The immediate short term will see the fallout from the hung parliament result cleared up. Following this, whilst downside risk and the possibility of volatility remain due to the uncertainty regarding Brexit negotiations, we believe that UK commercial real estate is on a fairly steady footing. With the economy continuing to grow, investors should be comforted by real estate’s rental fundamentals, which benefit from ongoing (albeit softer) occupational demand and, for most markets, a lack of significant supply of space.

UK property offers attractive yields, compared to both other asset classes and to other property markets globally. The renewed cheapness of sterling also boosts the UK’s attractiveness to foreign investors. The election result does not change our belief that there will continue to be investor demand for core real estate in the UK, and that the weaker pricing for riskier secondary assets should provide interesting opportunities for some investors.

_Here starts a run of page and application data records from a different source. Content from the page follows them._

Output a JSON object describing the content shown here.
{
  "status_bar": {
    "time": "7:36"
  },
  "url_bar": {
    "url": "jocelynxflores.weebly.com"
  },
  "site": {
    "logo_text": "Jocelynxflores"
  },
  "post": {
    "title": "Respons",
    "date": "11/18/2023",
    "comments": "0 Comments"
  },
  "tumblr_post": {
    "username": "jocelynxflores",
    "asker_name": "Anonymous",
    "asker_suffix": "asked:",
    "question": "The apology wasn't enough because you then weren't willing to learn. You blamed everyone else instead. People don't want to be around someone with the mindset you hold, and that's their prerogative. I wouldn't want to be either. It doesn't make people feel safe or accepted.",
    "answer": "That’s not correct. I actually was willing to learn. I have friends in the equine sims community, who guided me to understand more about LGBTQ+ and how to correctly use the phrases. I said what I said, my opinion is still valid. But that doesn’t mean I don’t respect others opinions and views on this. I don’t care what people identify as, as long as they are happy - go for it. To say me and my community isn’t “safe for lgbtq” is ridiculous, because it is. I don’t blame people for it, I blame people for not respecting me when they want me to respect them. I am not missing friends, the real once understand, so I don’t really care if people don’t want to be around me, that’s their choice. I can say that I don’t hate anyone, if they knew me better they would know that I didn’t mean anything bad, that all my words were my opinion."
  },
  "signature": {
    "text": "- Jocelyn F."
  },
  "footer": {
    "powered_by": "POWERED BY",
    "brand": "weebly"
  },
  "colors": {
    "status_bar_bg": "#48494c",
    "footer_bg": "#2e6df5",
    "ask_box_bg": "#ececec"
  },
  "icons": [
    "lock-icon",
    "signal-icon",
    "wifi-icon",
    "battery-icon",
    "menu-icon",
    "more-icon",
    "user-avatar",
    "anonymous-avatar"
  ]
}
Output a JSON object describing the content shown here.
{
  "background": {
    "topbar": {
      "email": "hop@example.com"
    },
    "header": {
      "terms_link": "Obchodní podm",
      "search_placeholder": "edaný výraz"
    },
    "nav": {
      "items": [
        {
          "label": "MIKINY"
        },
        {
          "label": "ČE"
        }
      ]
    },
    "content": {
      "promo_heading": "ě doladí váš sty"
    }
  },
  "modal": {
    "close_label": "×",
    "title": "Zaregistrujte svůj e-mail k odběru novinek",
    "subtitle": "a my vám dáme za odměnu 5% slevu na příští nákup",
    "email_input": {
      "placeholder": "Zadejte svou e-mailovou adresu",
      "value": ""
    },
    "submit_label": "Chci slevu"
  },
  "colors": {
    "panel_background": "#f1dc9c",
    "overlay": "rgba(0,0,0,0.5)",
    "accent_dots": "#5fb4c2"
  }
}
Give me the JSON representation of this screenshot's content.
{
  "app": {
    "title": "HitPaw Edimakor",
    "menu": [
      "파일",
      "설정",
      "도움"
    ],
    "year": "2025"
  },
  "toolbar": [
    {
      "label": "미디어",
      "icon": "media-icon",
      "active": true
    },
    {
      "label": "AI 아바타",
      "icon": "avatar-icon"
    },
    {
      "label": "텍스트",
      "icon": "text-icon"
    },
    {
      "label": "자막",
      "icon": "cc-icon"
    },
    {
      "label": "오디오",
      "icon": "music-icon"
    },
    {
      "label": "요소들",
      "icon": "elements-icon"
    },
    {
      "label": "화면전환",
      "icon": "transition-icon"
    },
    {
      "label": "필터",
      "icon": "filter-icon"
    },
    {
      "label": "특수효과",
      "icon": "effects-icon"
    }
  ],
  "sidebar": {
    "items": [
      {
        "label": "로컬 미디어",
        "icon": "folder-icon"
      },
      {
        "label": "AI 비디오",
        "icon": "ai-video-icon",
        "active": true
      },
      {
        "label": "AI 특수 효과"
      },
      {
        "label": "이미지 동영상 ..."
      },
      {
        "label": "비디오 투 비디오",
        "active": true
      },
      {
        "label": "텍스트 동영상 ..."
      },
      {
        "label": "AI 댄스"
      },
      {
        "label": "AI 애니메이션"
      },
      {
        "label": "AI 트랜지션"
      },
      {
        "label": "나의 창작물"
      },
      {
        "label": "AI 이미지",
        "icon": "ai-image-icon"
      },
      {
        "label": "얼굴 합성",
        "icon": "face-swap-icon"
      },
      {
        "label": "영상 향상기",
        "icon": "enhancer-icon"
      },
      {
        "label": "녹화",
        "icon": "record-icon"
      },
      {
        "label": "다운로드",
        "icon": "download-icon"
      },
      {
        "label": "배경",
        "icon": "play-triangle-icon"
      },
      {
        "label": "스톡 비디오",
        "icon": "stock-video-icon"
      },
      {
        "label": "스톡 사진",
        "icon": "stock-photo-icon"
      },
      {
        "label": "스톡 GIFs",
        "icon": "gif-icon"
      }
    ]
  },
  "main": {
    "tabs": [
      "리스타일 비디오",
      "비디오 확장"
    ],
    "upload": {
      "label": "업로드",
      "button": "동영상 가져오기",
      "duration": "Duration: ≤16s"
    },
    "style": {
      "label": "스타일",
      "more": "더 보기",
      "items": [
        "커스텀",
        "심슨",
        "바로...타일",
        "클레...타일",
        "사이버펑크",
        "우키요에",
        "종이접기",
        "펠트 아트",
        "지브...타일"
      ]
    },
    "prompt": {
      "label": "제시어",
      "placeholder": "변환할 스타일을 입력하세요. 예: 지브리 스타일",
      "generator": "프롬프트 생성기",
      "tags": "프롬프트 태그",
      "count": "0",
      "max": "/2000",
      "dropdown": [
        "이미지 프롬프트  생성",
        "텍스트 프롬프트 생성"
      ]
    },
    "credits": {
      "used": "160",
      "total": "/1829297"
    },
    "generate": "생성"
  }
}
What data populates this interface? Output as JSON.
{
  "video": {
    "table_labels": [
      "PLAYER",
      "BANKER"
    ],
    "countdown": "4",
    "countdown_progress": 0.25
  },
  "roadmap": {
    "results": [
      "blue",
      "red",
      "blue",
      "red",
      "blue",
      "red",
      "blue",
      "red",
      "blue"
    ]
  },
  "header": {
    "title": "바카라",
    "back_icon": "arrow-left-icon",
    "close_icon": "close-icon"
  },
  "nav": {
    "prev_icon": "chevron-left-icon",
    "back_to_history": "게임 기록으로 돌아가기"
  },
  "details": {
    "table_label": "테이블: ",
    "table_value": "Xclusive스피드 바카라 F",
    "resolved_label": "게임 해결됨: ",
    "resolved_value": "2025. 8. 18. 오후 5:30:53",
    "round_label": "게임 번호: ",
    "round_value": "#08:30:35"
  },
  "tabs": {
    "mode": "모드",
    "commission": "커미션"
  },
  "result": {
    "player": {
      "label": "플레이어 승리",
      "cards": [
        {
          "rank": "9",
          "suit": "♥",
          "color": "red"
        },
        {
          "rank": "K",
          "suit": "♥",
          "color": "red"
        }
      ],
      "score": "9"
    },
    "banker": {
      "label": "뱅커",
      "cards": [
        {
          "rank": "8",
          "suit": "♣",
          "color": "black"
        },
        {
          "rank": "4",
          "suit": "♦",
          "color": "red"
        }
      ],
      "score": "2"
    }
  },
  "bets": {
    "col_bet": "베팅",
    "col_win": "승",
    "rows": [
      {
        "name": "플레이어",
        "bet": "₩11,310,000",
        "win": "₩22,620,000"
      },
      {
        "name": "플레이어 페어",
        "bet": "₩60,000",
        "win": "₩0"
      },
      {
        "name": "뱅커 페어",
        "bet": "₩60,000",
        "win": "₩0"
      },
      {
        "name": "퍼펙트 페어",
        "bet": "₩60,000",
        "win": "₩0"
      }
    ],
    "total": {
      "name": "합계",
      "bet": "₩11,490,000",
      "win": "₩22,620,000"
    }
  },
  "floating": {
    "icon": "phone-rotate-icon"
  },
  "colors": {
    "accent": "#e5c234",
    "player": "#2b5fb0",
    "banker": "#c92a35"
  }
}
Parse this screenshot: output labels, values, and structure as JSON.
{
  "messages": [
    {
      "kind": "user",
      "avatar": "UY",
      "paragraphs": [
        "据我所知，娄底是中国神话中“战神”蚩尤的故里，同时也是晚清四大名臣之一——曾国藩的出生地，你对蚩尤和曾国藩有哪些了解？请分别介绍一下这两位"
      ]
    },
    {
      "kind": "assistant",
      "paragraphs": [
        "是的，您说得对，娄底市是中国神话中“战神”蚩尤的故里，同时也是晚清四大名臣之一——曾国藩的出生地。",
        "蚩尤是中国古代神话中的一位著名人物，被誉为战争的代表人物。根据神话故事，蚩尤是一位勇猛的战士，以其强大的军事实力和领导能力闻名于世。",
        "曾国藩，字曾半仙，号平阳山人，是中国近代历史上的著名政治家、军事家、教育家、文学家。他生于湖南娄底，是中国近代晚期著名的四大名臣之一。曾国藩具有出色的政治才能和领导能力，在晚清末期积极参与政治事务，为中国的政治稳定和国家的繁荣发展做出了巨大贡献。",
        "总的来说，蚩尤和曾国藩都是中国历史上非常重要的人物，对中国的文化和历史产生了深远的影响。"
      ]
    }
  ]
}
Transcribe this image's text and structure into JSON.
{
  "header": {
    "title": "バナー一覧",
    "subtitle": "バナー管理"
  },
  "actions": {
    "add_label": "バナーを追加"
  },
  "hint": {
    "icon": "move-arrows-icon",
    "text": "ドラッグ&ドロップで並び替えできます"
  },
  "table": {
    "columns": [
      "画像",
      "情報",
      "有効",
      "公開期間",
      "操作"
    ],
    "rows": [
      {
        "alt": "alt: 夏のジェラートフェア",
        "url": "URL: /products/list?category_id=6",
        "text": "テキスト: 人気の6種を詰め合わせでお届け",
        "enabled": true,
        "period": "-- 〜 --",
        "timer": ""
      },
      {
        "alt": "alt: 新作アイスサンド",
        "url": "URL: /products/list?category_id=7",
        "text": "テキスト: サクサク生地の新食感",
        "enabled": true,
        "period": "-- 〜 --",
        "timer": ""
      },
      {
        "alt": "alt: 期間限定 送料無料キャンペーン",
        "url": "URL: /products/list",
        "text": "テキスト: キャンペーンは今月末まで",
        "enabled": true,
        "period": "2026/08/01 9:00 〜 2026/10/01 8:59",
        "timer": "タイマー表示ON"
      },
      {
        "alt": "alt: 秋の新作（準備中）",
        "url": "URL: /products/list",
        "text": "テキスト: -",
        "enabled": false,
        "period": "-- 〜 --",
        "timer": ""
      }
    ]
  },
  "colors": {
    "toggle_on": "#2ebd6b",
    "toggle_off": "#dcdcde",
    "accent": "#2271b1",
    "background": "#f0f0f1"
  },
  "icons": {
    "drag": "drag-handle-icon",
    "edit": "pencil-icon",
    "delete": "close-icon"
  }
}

Finally, the fall in support for the SNP means that there is now a lower likelihood of there being a second Scottish Independence referendum. In reducing this uncertainty, real estate assets north of the border should benefit.

Richard Gwilliam, head of property research at M&G Real Estate